Upcoming Events:


Shadow sovereigns: how global corporations are seizing power

Dr Susan George

Date: Thursday 12 November   2015
Time: 6.30-8pm
Venue:   Hong Kong Theatre, Clement House
Speaker:   Dr Susan George
Chair:   Dr Robin Archer

Can Progressives slow the success of neo-liberalism? In recent years links between big business and government have become stronger and more far-reaching than ever, impeding the possibility for progress. Ahead of the Spanish elections and climate change negotiations, Susan George will draw on her new book about the power of big business and her decades of activism and writing to analyse the possibilities for progress.

Susan George is a political activist, widely-translated author and President of the Transnational Institute. Her latest book is Shadow Sovereigns: how global corporations are seizing power.

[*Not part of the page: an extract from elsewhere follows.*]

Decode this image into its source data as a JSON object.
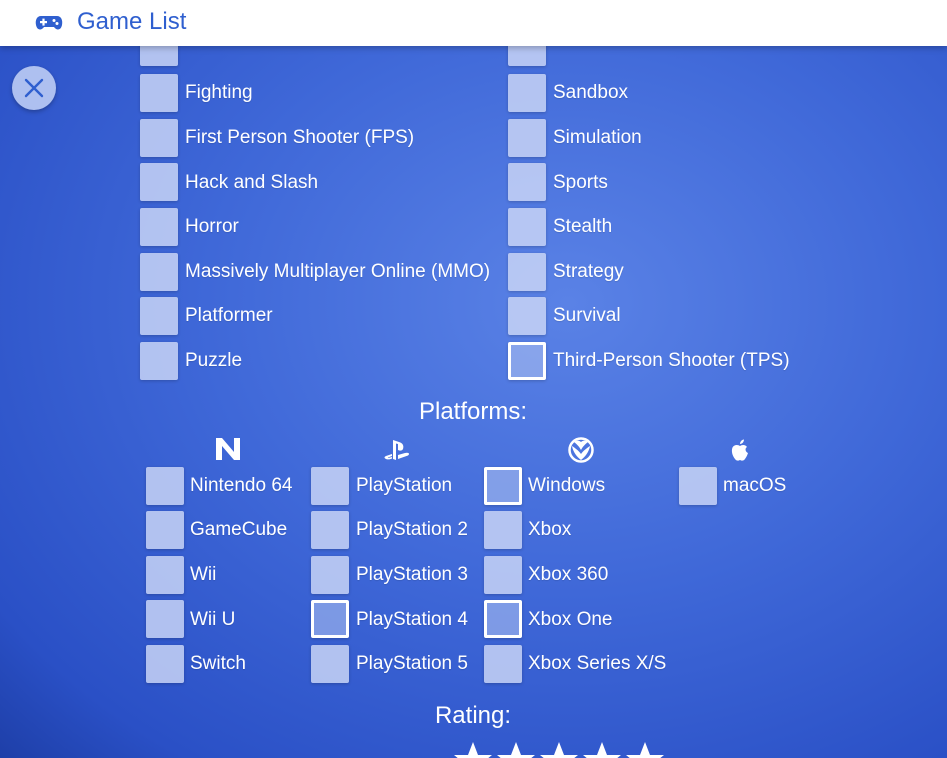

Red Flat over Houghton Street? The Radical Tradition at the LSE - Myth, Reality and Fact

Professor Michael Cox

Date: Thursday 19 November   2015
Time: 6.30-8pm
Venue:   Hong Kong Theatre, Clement House
Speaker: Professor Michael Cox
Chair:   Dr Robin Archer

Founded by Fabian socialists in the 1890s and attracting such radical figures as Harold Laski, R.H. Tawney and Ralph Miliband, it is hardly surprising that the LSE has acquired a ‘red’  reputation over the years: a reputation that only seemed to be confirmed during the second half of the 1960s when the School was forced to close down because of student protest. But just how radical has the LSE ever been? Has it ever been a hot bed of revolution as critics have claimed? And how true is it of the LSE today?

Michael Cox is Professor of International Relations at the LSE and Co-Director of LSE IDEAS.

What Should we Study when Study Economics?

Professor Wendy Carlin

Date: Thursday 3 December   2015
Time: 6.30-8pm
Venue:   Old Theatre, Old Building
Speaker: Professor Wendy Carlin
Chair:   Dr Robin Archer

The financial crisis triggered a fundamental rethinking of how economics students are taught and what they learn. An international collaborative project of economists (the CORE project), led by Wendy Carlin, has responded with a new curriculum that provides tools for engaging with the issues of economic inequality, environmental sustainability, innovation and wealth creation, and financial instability. Some policy shortcomings can be traced to a view – standard in undergraduate economics teaching – that the pursuit of self-interest in competitive markets is a sufficient guide to how society should allocate its resources. But this confidence in unregulated markets finds little support in recent economic research. In this new, empirically based view, instability, growing economic disparity and environmental destruction are not exceptions to the rule but rather the expected outcomes of an unregulated market economy.  Fundamental changes have occurred, too, in economic knowledge of individual behaviour resulting in a growing recognition of the economic importance of ethical and other-regarding motives alongside self-interest. The tools of economics can be taught using new research insights and empirical results to address questions of importance to students, policy-makers and a broader public.

Wendy Carlin is Professor of Economics at University College London, and Research Fellow of the Centre for Economic Policy Research.